Two damning reports covering the cryptocurrency industry and the use of initial coin offerings (ICOs) as fundraising methods have been released.
The reports, from cryptocurrency venture capital firm Outlier Ventures and crypto ratings agency ICORating, indicate that growth in the space is slowing down in the face of common failures and possible scams.
Among the key findings, it was revealed that startup companies have raised almost 50% less using the ICO method in the third quarter of 2018 in relation to the second.
In one particularly damning statistic, it was revealed that three quarters of firms using the tool to raise cash had no assets other than simply an idea.
The reports also took into account the number of ICOs which worked, and the number that didn’t.
Overall, it was revealed that 64% of ICOs which were attempted actually ended up failing. Nearly a fifth of firms which actually did benefit from ICO cash later went on to remove their social media profiles, which indicates that they may well have been scams.
However, the total amount of cash raised by ICOs is still high.
According to ICO Rating, the total amount raised in the third quarter of the year was $1,819,585,090. In total, 597 projects were involved.
In a statement to Yahoo Finance UK, the founder of Outlier Ventures said that the link between real value and prices on the market had broken down.
“We knew what was happening towards the end of last year was unsustainable”, said Jamie Burke.
He also suggested that there was a disjoint between where the technology is and where the demand is.
“The reason it was unsustainable was a lot of it was not tied to underlying value. Being more technically involved in the industry, we were aware that the hype was running ahead of technology”, he said.
“The market got a bit of itself…all the possibilities that blockchains and distributed ledgers offered, everybody rushed to try and realise those and the capital rushed to follow them.”
“But the reality is the technical cycle is much further behind the market cycle”, he added.
The ICO Rating report also zoomed in on areas of particular geographical interest. Smaller countries with established niche financial systems appeared to be some of the most popular setup destinations.
“We have filtered out countries hosting fewer than 3 projects in order to make the analysis less biased”, the report said.
“Regarding median funds raised, the best results were shown by projects with company registrations in the Cayman Islands and Liechtenstein.”
However, it also said that on the whole, Europe remained the best destination for fundraising, and that Asia was seeing a decline.

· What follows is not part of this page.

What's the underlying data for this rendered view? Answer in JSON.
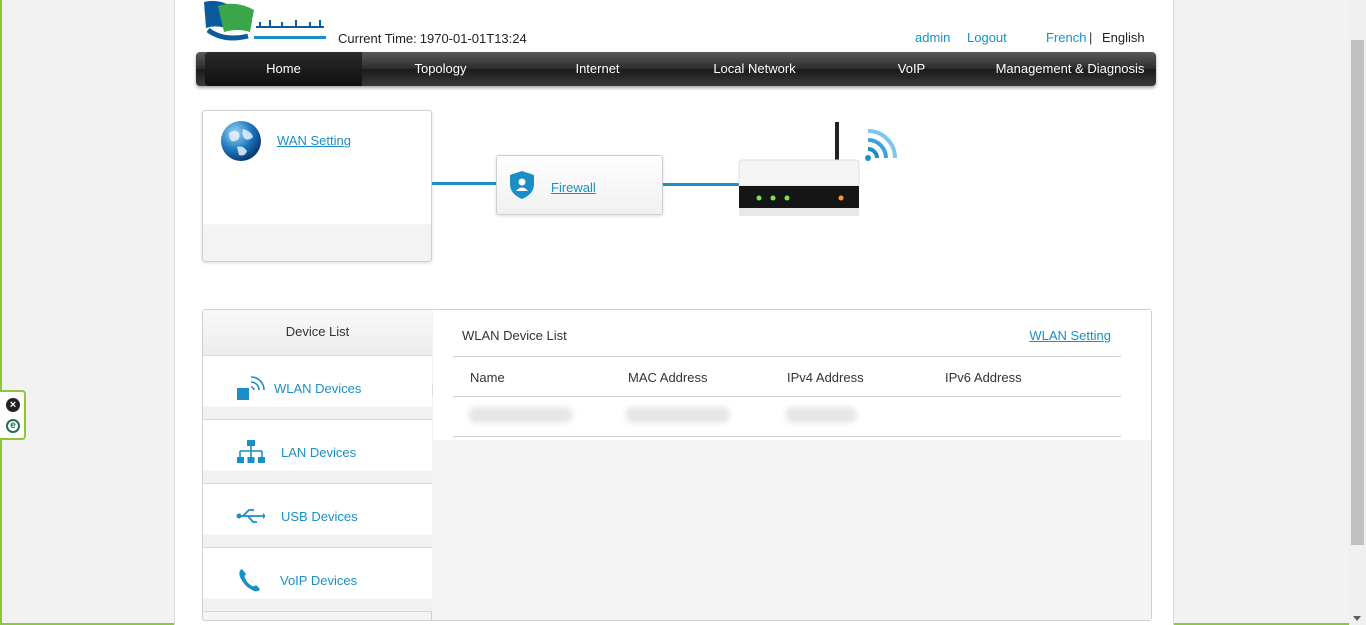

“In the third quarter of 2018, the majority of projects were based in Europe, which was the origin for 43% of all projects. Meanwhile, the leader in terms of fundraising was Europe, with 48% of all funds raised. Projects from Asia showed [a] decrease in funds raised (–65%), and a drop in the number of launched projects (–10%).”